For his efforts, Wood dropped a second straight 1-0 game, after losing last Thursday to A.J. Burnett and the Phillies by the same score. He allowed only four hits over eight innings, walked none, and threw 75 of his 101 pitches for strikes.
It wasn’t enough to top Fernandez, though.
Chris Johnson singled to right field to lead off the eighth to break up a streak of 11 in a row retired by Fernandez, including five in a row at one point, via strikeout. Johnson’s hit was the Braves’ first since Jason Heyward took Fernandez to the opposite field for line drive to lead off the game.
Fernandez retired Dan Uggla and Evan Gattis on back-to-back strikeouts, leaving a solitary Braves fan of the 18,275 at Turner Field at Turner Field to implore Andrelton Simmons to “do something!” with his next at-bat. Simmons responded by beating out an infield hit to give the Braves only their second runner in scoring position on the night, the first time without the benefit of a balk. But Fernandez coaxed a groundout from Ryan Doumit to end the threat.

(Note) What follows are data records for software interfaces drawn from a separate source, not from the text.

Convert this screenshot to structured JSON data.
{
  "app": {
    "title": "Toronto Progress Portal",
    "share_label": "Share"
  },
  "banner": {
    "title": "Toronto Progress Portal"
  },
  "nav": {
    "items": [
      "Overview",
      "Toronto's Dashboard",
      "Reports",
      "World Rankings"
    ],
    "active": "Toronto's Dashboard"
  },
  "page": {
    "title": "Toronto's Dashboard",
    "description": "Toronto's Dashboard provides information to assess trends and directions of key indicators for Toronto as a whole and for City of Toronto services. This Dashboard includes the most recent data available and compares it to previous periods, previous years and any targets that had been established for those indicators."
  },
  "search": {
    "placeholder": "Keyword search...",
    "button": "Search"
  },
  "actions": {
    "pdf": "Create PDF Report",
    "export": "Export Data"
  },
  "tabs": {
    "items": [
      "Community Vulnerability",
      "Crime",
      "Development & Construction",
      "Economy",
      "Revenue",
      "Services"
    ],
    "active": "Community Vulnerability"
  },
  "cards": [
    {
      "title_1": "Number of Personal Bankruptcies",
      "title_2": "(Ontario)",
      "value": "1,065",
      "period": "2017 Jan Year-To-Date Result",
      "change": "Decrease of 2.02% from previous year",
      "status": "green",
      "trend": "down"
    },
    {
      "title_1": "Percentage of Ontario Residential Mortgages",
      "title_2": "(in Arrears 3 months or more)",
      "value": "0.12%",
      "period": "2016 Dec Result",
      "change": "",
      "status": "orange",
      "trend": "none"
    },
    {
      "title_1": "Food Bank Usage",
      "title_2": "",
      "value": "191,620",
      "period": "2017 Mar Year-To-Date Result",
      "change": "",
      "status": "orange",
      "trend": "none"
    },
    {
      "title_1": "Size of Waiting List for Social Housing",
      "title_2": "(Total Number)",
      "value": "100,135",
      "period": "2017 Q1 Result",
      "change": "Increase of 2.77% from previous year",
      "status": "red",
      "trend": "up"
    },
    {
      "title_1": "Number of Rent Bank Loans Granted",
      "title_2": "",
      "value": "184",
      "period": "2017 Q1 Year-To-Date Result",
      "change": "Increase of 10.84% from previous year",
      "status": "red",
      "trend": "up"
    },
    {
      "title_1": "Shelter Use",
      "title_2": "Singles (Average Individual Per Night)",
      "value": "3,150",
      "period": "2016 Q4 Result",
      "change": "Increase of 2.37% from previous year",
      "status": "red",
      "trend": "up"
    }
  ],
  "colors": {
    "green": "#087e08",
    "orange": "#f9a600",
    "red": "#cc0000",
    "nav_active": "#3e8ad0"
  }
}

Not only was the Marlins’ 21-year-old right-hander bringing his impressive heat – touching 99 mph on the radar gun by the second inning – he was commanding his devastating breaking ball.
Fernandez got Justin Upton to swing and miss at one sweeping out of the strike zone, and then left Dan Uggla frozen at the plate, watching a third strike breaking ball catch the plate.
Watching it all from his couch was former Brave Chipper Jones, who tweeted: “Wow. Guys like this make me glad I retired. He is D-irt-eeee!”
For a full version of this story on myajc.com, complete with more reaction, click here.